=== HOW TO COMPLETE THIS TASK ===
Pick each line that has "Instellingen" out of the records.

=== DATA EXTRACTS ===
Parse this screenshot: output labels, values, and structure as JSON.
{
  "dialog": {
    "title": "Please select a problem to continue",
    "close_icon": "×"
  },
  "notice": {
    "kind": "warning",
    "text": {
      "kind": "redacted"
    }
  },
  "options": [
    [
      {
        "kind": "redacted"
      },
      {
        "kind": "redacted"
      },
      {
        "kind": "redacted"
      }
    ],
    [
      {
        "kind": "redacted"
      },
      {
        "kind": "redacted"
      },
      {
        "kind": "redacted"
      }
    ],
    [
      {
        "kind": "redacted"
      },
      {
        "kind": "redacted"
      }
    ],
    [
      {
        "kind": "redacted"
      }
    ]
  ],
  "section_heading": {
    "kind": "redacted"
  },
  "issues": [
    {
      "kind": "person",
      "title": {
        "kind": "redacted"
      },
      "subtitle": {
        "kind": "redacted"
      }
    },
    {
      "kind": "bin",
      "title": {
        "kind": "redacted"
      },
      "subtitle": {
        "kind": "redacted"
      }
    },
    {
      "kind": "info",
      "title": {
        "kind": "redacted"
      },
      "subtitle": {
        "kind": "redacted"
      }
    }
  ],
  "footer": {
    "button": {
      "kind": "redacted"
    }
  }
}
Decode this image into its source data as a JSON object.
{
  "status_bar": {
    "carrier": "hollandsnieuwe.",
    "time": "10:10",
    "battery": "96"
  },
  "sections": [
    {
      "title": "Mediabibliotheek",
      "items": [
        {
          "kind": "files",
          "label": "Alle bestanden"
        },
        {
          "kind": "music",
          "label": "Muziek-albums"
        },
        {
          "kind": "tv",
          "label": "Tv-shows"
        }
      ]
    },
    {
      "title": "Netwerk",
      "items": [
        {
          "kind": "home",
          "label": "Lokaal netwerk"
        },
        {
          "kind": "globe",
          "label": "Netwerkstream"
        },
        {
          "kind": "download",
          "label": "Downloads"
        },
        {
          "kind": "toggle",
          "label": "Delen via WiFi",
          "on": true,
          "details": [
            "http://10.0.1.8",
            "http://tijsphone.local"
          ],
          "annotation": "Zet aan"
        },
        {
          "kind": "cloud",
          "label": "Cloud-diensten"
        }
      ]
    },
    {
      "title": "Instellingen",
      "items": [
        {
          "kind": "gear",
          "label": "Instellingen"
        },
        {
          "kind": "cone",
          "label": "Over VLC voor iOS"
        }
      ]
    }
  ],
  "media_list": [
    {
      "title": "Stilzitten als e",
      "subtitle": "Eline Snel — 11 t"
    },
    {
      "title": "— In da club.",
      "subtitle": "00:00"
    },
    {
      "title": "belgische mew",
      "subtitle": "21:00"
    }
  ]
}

=== FINISHED EXERCISE ===
      "title": "Instellingen",
          "label": "Instellingen"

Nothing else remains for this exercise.